The studies to develop the patch were carried out in rats with type 1 diabetes and according to the researchers there are great chances of success in humans, since humans are, in most cases, more sensitive to insulin than animals.
In addition, this patch can be customized depending on the diabetic’s weight and sensitivity to insulin.
How Smart Adhesive Works
The patch has several very small filaments, similar to small needles, that reach blood vessels, being able to detect blood sugar levels and release insulin according to the individual’s needs to regulate blood sugar levels.
This sticker is the size of a coin and you only need to stick it on the skin, being made of materials that are non-toxic. However, it is necessary to change the patch after about 9 hours, when the insulin runs out.
Advantages of insulin patch

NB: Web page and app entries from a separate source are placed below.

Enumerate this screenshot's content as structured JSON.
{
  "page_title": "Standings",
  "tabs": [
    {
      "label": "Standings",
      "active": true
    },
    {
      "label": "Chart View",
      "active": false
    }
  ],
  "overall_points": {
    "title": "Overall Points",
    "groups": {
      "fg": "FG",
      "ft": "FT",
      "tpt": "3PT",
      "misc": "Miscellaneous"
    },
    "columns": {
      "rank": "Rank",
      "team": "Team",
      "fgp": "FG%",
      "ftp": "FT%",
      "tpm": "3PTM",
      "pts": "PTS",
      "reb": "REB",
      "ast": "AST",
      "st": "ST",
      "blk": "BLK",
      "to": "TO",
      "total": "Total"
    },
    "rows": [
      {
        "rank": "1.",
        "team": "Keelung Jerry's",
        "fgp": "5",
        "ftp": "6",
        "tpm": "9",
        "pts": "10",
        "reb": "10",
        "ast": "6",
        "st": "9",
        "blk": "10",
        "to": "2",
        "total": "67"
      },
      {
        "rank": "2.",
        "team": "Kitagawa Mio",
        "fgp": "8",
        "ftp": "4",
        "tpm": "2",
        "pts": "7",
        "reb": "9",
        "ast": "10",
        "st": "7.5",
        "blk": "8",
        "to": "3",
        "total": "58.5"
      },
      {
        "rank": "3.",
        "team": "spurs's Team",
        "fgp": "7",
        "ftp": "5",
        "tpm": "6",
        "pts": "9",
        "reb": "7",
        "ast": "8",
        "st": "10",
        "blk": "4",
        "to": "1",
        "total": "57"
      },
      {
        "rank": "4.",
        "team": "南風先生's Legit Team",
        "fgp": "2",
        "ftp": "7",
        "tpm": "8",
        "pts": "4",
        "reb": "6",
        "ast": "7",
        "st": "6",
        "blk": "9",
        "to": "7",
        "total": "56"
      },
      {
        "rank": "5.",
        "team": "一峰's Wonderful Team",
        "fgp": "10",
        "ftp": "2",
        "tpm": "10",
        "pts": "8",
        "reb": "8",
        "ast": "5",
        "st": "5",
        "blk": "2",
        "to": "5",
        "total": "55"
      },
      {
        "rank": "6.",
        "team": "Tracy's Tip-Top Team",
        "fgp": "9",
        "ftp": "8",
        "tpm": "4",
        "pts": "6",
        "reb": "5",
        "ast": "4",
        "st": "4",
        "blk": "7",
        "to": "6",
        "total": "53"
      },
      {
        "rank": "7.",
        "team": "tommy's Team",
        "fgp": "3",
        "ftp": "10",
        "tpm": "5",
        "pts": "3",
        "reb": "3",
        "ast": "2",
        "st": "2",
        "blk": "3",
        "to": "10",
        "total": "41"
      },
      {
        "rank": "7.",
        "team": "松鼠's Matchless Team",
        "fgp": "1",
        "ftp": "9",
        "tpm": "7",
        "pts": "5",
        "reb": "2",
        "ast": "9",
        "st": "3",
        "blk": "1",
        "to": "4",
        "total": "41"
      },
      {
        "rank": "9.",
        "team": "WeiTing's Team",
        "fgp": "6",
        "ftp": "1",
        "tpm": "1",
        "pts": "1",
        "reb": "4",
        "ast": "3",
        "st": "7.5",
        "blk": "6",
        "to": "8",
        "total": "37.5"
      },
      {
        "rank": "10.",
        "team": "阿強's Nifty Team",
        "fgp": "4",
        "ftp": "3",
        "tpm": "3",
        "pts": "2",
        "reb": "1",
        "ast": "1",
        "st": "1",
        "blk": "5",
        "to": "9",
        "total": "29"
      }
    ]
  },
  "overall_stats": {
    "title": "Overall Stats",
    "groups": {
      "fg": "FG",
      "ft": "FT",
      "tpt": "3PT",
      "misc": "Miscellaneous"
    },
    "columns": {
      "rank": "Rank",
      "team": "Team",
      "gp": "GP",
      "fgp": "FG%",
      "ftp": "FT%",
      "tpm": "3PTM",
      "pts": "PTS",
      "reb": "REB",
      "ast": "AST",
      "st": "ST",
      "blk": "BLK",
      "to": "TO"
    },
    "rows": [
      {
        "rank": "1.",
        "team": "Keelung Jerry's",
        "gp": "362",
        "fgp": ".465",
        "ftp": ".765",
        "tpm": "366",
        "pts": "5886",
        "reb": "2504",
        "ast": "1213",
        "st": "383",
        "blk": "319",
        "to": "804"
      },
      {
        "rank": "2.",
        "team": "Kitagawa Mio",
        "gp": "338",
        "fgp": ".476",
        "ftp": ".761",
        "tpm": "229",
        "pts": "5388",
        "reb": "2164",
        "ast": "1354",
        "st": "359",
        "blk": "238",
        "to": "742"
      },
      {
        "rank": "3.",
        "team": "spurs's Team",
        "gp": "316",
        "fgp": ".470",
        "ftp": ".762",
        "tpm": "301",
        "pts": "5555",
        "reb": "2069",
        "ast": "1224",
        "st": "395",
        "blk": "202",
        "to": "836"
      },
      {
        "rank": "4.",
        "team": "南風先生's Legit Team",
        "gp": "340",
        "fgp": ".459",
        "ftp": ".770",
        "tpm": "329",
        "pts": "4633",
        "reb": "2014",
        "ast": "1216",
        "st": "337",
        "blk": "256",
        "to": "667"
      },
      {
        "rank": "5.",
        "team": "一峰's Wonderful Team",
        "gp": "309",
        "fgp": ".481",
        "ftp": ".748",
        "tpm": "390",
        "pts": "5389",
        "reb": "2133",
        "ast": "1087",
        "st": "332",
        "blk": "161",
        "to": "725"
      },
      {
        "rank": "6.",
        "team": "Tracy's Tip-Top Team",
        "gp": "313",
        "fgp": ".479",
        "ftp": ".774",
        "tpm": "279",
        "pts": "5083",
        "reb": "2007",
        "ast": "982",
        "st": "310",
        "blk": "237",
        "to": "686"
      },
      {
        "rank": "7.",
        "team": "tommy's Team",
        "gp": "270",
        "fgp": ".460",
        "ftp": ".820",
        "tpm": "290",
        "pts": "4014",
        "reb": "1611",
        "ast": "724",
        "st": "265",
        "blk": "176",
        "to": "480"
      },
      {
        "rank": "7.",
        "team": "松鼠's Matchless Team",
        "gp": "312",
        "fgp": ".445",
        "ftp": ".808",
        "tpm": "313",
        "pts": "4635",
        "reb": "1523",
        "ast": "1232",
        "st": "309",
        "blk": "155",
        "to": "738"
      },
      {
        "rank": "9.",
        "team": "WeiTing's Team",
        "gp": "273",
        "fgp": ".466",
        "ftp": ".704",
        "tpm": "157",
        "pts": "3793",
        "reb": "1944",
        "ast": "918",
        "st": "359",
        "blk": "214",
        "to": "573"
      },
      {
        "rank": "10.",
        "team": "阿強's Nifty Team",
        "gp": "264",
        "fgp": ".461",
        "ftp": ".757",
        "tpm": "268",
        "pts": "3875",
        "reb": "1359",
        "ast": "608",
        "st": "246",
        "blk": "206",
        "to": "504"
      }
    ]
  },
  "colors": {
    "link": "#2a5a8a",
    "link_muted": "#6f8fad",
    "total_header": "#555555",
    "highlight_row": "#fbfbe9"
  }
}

The use of adhesive is a practical and comfortable technique, avoiding the various daily injections, which sometimes cause pain, swelling and bruising at the site of the bite.
In addition, it helps to prevent more serious complications of diabetes, such as fainting, blindness and loss of sensation in the feet, which can even lead to amputation, because it is possible to better control diabetes.
How diabetes is treated
The only effective treatment to control diabetes effectively is through the use of oral antidiabetics, such as metformin or, in the case of type 1 diabetes, by administering insulin injections several times a day, which can be applied to the arm, thigh or belly, through pen or syringe.
In addition, there are other innovative treatments, such as pancreatic islet transplantation, which are a group of cells responsible for producing insulin in the body or placing an artificial pancreas.